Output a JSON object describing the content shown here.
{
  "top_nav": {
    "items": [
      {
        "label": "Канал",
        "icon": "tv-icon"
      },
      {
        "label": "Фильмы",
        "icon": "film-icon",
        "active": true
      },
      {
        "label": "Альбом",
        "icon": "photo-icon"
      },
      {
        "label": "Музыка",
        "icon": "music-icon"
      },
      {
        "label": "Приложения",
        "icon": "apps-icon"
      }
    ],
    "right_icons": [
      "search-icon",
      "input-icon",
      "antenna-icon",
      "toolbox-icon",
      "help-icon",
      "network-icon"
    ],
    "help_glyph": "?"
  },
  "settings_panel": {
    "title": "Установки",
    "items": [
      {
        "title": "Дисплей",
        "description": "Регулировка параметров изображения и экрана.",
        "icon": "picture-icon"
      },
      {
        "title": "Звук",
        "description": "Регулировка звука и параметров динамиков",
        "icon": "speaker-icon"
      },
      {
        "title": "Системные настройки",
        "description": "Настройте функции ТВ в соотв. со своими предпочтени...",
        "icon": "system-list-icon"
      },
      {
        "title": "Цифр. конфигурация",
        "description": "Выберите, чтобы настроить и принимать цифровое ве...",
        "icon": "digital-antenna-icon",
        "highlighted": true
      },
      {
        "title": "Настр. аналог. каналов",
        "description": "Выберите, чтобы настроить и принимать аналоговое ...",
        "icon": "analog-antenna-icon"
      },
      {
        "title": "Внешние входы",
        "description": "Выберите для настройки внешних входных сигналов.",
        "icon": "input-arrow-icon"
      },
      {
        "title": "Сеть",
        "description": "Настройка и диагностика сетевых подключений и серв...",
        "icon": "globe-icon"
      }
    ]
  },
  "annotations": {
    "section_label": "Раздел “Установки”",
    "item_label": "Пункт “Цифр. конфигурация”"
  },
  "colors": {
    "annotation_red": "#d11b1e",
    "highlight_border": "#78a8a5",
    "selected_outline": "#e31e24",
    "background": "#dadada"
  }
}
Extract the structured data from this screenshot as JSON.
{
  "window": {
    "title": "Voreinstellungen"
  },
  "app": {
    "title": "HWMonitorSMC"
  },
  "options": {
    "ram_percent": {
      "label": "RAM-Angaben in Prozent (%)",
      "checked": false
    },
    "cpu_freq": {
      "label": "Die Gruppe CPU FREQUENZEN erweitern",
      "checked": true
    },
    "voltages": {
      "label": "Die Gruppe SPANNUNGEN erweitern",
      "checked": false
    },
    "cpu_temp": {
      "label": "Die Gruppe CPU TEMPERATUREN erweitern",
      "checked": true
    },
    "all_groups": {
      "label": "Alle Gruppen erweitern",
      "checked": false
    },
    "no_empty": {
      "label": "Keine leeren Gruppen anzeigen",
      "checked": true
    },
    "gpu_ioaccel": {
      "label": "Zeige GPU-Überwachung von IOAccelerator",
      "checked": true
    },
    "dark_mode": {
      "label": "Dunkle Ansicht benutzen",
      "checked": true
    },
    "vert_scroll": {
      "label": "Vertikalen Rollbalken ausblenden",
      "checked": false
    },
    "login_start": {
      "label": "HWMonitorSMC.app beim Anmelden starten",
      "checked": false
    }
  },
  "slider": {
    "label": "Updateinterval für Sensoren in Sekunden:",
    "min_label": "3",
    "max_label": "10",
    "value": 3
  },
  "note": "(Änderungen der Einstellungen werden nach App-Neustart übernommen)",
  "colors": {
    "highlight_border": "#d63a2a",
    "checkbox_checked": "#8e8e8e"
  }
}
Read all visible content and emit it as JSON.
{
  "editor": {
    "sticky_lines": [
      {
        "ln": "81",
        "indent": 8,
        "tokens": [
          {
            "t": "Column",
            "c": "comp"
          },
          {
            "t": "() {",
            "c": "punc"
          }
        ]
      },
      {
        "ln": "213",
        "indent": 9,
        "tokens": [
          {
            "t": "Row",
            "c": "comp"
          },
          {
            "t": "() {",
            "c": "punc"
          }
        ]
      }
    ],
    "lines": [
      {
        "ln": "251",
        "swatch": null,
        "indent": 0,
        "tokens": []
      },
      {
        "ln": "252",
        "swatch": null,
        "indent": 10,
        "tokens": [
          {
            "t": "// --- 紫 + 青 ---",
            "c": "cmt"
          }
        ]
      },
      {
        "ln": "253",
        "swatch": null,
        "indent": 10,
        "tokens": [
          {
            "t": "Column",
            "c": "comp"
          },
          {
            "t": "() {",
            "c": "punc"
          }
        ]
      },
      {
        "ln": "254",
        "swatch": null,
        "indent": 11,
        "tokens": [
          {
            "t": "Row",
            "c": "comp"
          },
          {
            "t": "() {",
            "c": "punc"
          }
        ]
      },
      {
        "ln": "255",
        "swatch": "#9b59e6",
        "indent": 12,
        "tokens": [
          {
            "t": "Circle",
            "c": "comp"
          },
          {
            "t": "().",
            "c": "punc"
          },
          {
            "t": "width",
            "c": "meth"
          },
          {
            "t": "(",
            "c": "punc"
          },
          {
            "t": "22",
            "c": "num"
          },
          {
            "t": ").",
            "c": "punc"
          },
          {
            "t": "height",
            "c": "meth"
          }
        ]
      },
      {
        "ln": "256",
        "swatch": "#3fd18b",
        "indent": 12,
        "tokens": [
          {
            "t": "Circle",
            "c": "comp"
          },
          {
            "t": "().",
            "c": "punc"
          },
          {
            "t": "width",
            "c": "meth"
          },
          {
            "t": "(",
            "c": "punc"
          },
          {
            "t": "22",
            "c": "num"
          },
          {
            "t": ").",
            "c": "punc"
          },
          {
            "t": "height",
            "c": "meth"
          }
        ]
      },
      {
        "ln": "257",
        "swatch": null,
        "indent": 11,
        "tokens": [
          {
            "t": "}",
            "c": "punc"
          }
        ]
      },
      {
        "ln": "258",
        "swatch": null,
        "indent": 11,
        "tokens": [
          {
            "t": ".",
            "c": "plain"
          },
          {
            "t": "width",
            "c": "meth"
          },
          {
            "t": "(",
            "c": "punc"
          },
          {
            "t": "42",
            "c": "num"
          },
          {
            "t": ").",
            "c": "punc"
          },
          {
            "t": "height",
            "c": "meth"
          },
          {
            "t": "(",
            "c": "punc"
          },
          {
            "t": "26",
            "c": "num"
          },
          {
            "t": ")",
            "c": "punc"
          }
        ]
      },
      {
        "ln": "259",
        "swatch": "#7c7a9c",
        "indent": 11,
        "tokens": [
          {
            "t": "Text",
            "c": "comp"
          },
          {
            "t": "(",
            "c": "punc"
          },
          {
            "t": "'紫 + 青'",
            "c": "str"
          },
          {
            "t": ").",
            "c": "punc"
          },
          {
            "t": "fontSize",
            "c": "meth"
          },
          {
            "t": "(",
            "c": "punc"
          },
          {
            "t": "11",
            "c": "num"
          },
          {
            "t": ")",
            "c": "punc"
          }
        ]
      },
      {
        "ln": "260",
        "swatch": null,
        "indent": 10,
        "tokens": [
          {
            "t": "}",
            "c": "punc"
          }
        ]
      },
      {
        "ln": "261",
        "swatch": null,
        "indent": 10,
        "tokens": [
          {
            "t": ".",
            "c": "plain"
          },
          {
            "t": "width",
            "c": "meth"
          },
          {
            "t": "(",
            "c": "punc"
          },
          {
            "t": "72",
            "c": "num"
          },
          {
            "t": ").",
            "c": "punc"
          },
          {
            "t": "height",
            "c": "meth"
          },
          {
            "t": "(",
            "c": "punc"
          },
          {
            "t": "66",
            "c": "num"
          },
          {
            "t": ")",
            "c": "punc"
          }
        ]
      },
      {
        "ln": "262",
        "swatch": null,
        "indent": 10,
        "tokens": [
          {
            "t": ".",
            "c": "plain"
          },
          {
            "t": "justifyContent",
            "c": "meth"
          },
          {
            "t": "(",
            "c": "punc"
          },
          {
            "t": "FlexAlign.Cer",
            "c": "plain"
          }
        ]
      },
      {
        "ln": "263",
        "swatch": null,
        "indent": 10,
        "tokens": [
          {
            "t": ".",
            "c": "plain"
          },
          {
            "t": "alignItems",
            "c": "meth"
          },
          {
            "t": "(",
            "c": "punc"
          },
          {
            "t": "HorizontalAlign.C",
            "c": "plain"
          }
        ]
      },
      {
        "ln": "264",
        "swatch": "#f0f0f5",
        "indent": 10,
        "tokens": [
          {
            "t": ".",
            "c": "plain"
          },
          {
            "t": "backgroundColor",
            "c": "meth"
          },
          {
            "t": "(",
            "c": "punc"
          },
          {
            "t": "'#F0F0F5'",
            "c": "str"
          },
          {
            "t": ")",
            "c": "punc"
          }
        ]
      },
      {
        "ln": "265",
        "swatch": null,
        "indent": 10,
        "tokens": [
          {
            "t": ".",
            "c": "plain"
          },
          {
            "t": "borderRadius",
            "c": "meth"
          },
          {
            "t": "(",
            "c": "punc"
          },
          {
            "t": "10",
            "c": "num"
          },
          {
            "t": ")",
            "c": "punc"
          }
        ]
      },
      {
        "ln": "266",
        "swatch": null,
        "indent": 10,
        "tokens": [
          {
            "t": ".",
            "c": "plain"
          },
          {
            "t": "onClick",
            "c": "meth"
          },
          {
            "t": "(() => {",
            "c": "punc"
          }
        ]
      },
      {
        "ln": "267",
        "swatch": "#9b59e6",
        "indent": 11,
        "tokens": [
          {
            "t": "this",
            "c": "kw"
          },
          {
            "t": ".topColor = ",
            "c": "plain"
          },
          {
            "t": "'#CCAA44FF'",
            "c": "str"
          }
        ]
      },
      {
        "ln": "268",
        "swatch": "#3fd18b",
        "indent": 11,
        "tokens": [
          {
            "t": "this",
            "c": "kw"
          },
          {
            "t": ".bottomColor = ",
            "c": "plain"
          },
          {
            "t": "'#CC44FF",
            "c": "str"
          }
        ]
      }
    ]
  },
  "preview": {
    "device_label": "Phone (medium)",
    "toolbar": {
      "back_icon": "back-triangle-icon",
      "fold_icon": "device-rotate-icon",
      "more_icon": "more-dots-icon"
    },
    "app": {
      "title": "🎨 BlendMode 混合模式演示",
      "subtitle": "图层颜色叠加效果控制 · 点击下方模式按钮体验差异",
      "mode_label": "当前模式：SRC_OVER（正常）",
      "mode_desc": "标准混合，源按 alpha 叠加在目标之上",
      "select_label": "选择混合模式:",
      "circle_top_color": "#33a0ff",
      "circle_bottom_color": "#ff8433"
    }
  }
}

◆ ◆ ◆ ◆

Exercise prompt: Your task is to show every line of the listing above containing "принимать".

Output for this exercise:
        "description": "Выберите, чтобы настроить и принимать цифровое ве...",
        "description": "Выберите, чтобы настроить и принимать аналоговое ...",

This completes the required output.